- EXTRACTED ENTRIES -
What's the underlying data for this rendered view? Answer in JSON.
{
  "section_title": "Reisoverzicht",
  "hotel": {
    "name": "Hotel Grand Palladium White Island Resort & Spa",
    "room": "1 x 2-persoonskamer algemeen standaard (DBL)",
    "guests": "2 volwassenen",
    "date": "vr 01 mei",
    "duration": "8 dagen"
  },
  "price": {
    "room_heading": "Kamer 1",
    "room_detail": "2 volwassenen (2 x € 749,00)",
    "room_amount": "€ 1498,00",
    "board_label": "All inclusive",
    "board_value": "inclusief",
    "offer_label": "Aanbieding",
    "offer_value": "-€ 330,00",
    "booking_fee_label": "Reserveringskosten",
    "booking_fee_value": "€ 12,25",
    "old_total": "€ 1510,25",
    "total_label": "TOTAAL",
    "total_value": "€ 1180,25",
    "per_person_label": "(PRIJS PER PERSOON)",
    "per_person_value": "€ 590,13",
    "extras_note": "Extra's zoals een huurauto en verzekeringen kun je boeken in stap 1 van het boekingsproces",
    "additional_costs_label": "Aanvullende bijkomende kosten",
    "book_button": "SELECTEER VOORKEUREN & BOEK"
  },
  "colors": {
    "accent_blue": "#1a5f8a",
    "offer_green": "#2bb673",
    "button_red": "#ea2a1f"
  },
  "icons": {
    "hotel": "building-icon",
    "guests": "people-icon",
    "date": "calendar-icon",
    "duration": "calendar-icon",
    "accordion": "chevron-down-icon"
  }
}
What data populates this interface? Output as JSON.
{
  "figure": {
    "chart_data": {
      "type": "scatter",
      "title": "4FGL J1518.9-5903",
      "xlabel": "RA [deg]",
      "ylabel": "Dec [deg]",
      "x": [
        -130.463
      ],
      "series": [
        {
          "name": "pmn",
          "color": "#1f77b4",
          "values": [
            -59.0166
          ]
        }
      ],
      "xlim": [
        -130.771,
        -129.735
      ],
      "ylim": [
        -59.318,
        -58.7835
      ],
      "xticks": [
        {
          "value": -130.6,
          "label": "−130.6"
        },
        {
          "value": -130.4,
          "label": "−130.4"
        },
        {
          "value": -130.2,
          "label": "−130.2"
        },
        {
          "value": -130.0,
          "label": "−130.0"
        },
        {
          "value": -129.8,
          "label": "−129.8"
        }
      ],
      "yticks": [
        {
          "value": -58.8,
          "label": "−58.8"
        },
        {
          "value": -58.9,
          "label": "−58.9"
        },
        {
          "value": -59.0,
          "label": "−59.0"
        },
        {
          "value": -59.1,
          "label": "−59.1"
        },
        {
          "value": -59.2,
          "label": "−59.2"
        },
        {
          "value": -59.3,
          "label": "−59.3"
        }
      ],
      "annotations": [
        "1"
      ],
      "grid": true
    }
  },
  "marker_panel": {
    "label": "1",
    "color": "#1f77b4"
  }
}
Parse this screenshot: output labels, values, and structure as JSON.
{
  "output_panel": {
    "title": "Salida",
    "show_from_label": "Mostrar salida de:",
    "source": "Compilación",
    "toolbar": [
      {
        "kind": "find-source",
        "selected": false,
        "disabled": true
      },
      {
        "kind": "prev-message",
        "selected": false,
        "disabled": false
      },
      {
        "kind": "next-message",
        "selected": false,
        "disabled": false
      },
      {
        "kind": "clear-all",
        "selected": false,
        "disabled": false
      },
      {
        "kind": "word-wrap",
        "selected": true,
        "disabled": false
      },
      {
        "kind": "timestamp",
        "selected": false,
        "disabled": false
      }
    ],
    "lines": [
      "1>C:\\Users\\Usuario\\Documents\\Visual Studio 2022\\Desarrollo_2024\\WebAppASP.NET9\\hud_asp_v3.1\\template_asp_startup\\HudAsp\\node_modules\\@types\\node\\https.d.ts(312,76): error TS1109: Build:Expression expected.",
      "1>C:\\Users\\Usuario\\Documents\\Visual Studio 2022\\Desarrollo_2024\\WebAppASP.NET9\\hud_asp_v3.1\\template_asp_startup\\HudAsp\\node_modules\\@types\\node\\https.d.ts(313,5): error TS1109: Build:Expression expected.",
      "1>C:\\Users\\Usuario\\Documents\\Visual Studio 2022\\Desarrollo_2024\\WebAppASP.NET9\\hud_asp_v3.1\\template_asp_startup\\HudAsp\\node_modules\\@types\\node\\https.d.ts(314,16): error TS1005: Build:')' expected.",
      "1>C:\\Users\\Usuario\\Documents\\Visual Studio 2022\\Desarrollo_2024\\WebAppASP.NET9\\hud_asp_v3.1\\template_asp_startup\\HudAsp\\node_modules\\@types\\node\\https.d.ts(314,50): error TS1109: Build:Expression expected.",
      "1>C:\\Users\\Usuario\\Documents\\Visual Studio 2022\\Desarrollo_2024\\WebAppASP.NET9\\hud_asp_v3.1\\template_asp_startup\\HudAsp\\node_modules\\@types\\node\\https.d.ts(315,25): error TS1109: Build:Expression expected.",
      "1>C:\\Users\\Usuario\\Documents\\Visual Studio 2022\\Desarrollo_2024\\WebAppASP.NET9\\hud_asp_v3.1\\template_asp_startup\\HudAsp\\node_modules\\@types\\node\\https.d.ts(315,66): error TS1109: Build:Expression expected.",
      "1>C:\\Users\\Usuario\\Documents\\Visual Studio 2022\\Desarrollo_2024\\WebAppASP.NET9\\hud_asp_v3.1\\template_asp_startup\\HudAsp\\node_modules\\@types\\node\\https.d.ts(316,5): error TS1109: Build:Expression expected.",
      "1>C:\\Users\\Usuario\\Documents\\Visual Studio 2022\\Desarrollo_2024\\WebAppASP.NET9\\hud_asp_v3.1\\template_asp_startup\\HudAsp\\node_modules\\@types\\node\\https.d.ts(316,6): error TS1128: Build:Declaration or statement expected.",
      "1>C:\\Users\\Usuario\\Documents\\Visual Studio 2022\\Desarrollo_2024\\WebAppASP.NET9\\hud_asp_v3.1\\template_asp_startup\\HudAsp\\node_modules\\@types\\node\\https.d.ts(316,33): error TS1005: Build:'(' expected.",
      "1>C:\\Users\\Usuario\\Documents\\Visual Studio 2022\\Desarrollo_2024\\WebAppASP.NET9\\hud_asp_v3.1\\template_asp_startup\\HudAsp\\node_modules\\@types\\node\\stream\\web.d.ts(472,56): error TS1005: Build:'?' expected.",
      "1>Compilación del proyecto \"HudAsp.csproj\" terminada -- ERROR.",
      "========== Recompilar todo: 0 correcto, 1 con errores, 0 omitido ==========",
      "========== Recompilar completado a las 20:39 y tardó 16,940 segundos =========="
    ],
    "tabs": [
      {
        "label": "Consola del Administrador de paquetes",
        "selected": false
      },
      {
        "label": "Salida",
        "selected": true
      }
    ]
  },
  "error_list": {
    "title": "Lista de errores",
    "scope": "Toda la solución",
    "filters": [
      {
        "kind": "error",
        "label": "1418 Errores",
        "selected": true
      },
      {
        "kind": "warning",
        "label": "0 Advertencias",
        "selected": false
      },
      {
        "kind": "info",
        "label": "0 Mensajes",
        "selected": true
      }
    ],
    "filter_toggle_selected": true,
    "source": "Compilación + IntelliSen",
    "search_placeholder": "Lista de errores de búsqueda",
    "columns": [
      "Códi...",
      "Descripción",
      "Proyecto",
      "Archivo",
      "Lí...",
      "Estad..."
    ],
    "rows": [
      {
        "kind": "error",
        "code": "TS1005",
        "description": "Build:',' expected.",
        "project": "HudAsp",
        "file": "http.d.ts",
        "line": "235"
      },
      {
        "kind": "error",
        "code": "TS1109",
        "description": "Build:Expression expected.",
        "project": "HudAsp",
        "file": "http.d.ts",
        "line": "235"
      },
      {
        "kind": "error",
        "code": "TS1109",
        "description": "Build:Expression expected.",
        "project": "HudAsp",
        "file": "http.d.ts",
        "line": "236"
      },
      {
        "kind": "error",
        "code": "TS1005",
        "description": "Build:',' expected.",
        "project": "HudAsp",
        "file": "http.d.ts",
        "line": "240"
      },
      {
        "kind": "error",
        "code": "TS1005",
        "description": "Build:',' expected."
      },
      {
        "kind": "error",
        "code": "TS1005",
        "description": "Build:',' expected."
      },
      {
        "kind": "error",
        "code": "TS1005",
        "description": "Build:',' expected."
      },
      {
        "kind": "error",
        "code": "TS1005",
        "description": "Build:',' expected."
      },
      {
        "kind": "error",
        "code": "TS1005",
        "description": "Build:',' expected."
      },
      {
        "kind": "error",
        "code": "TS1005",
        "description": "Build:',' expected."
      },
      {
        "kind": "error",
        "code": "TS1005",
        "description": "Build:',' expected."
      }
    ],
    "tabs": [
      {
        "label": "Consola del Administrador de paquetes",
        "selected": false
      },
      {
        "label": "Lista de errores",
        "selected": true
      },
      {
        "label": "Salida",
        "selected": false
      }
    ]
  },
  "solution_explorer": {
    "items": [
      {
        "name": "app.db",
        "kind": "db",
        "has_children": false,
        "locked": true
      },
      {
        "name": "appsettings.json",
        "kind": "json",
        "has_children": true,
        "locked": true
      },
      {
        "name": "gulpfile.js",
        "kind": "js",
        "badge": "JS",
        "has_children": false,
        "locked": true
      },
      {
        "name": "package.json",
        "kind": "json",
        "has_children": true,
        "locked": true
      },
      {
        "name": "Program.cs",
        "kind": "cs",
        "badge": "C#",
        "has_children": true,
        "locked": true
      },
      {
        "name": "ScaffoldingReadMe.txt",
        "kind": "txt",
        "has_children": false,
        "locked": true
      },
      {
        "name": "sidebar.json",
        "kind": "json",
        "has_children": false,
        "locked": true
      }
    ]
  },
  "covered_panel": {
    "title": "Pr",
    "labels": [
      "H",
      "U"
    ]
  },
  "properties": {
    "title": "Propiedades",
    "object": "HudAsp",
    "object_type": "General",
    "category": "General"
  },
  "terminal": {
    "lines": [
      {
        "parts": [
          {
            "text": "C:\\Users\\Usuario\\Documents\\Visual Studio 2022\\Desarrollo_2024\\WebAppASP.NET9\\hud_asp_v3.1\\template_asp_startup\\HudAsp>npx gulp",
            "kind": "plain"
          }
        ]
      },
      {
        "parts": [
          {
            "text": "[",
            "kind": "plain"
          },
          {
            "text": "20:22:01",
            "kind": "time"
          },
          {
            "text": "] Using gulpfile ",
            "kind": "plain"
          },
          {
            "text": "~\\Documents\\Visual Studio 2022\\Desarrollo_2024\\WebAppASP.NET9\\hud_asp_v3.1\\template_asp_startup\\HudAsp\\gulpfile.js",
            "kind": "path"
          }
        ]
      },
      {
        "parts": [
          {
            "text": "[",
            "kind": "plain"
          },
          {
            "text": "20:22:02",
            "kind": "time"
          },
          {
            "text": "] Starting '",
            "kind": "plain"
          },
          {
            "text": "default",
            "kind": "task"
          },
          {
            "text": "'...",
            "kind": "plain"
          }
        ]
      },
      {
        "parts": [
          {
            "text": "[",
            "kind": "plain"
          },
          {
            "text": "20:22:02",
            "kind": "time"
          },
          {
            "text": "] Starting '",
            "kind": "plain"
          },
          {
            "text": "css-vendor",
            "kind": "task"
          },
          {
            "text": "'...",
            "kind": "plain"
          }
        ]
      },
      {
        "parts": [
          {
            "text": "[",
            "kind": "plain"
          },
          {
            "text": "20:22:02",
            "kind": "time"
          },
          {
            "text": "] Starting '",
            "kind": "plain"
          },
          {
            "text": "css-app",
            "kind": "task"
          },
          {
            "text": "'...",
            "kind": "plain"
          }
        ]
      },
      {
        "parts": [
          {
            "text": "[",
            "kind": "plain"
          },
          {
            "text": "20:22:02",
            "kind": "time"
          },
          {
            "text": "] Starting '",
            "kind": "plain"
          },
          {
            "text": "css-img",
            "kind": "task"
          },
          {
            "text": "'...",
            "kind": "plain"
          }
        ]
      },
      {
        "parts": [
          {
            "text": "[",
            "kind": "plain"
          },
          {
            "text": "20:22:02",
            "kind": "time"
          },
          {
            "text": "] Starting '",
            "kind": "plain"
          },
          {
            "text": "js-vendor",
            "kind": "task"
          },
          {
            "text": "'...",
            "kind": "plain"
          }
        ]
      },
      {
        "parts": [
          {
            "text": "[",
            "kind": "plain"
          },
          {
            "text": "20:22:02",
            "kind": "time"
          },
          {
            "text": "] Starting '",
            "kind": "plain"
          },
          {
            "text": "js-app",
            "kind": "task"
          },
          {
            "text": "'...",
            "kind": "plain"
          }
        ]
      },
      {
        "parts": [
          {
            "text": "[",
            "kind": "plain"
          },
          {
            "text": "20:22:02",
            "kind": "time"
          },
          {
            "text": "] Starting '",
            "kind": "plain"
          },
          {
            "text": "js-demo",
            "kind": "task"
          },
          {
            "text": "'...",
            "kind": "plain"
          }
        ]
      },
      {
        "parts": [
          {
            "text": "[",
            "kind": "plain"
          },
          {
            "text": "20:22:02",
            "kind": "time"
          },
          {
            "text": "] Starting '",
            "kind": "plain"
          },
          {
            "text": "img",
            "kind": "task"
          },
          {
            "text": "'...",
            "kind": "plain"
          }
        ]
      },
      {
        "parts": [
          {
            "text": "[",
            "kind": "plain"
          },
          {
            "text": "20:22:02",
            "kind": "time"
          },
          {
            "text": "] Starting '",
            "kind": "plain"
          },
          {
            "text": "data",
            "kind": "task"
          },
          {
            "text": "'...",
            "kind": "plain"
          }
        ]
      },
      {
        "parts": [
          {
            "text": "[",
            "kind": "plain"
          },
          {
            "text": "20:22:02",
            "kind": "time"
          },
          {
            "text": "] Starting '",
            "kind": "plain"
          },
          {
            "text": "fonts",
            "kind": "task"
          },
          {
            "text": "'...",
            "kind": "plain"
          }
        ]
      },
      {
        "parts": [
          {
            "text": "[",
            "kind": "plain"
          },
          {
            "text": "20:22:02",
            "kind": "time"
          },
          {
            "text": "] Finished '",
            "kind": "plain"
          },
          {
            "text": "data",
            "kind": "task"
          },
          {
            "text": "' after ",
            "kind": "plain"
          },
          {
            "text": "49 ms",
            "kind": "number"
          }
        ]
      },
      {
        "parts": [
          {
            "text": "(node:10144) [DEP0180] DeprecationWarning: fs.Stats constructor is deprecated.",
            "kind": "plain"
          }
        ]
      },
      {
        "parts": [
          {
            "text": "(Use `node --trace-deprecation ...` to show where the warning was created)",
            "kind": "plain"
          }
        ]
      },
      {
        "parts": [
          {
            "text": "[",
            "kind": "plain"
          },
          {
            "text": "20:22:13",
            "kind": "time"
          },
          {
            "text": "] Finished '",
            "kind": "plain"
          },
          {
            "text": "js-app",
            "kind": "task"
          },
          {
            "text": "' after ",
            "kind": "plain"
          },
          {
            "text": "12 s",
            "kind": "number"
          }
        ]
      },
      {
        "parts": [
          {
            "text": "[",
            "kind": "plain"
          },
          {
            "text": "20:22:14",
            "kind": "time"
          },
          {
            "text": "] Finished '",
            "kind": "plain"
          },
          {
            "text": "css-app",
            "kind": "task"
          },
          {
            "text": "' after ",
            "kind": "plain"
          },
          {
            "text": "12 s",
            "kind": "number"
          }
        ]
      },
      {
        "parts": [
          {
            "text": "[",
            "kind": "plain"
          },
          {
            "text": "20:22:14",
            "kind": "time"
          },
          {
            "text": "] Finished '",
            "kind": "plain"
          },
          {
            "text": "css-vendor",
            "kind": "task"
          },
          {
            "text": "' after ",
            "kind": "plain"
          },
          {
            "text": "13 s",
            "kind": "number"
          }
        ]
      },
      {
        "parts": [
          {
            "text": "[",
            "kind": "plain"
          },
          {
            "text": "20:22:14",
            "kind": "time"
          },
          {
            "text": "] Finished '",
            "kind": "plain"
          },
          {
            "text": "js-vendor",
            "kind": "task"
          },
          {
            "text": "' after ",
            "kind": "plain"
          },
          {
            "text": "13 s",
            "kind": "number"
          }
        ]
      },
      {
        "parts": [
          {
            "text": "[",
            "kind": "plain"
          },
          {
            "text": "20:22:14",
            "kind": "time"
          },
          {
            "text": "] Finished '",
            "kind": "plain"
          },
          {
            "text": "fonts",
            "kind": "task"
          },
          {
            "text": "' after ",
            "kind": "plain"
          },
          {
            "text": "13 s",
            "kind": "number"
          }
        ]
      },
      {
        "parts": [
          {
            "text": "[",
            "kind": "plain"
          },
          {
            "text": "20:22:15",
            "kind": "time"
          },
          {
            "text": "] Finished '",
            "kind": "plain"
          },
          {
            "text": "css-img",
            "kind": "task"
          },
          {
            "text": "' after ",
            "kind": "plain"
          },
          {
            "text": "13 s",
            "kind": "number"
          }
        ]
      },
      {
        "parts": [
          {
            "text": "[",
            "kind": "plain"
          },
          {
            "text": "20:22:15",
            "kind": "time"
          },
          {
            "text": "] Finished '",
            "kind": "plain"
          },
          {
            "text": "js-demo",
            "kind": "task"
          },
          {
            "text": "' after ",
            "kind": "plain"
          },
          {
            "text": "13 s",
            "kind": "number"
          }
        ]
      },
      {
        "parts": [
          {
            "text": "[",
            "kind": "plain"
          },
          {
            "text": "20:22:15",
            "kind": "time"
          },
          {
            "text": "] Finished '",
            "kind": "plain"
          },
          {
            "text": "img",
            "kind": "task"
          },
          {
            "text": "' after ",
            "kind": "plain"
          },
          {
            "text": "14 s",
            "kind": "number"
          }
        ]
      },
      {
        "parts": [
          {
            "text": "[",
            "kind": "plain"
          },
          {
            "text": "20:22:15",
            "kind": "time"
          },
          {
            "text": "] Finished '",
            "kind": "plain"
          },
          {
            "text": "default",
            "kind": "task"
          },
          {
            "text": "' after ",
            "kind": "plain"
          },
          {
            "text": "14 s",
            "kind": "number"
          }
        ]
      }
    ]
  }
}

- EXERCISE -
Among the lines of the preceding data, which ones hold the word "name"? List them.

- OUTPUT OF THE TASK -
    "name": "Hotel Grand Palladium White Island Resort & Spa",
          "name": "pmn",
        "name": "app.db",
        "name": "appsettings.json",
        "name": "gulpfile.js",
        "name": "package.json",
        "name": "Program.cs",
        "name": "ScaffoldingReadMe.txt",
        "name": "sidebar.json",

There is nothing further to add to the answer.